Children who have a positive self-image are able to share their happiness about their appearance in a healthy way, for example, showing you their new shoes or haircut. This is an important aspect of children learning to be happy with who they are and along with self-confidence and self-esteem plays a role in self-acceptance. However, for some children this can be a preoccupation and override any sense of the person they are. They may feel that the person they are is defined by how they look and what they wear rather than the qualities and attributes they have. This needs to be handled in a sensitive way by focusing on their personal characteristics.

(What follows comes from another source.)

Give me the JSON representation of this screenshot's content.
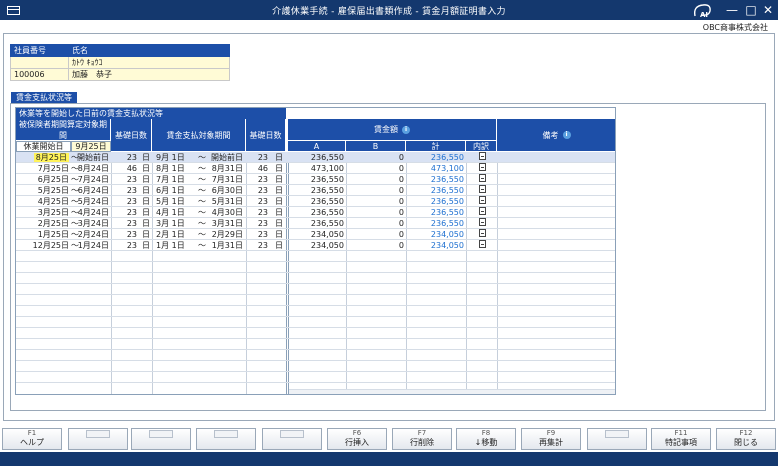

A child who has a poor self-image may put themselves down by criticising their appearance and making comments such as ‘I hate my hair’. This may demonstrate a deeper sense of self-loathing and needs to be monitored closely. They may also have a lack of body awareness and disinterest in their appearance. This may be noticeable if a child has experienced neglect and may be unaware that their clothes or bodies are unclean. These children may be particularly vulnerable to being bullied by other children, especially as they start to become more aware of appearances as they get older. A balance between the two extremes is emotionally healthy, where a child is happy to get themselves and their clothes dirty playing outside but is also happy to wash their hands when they come in.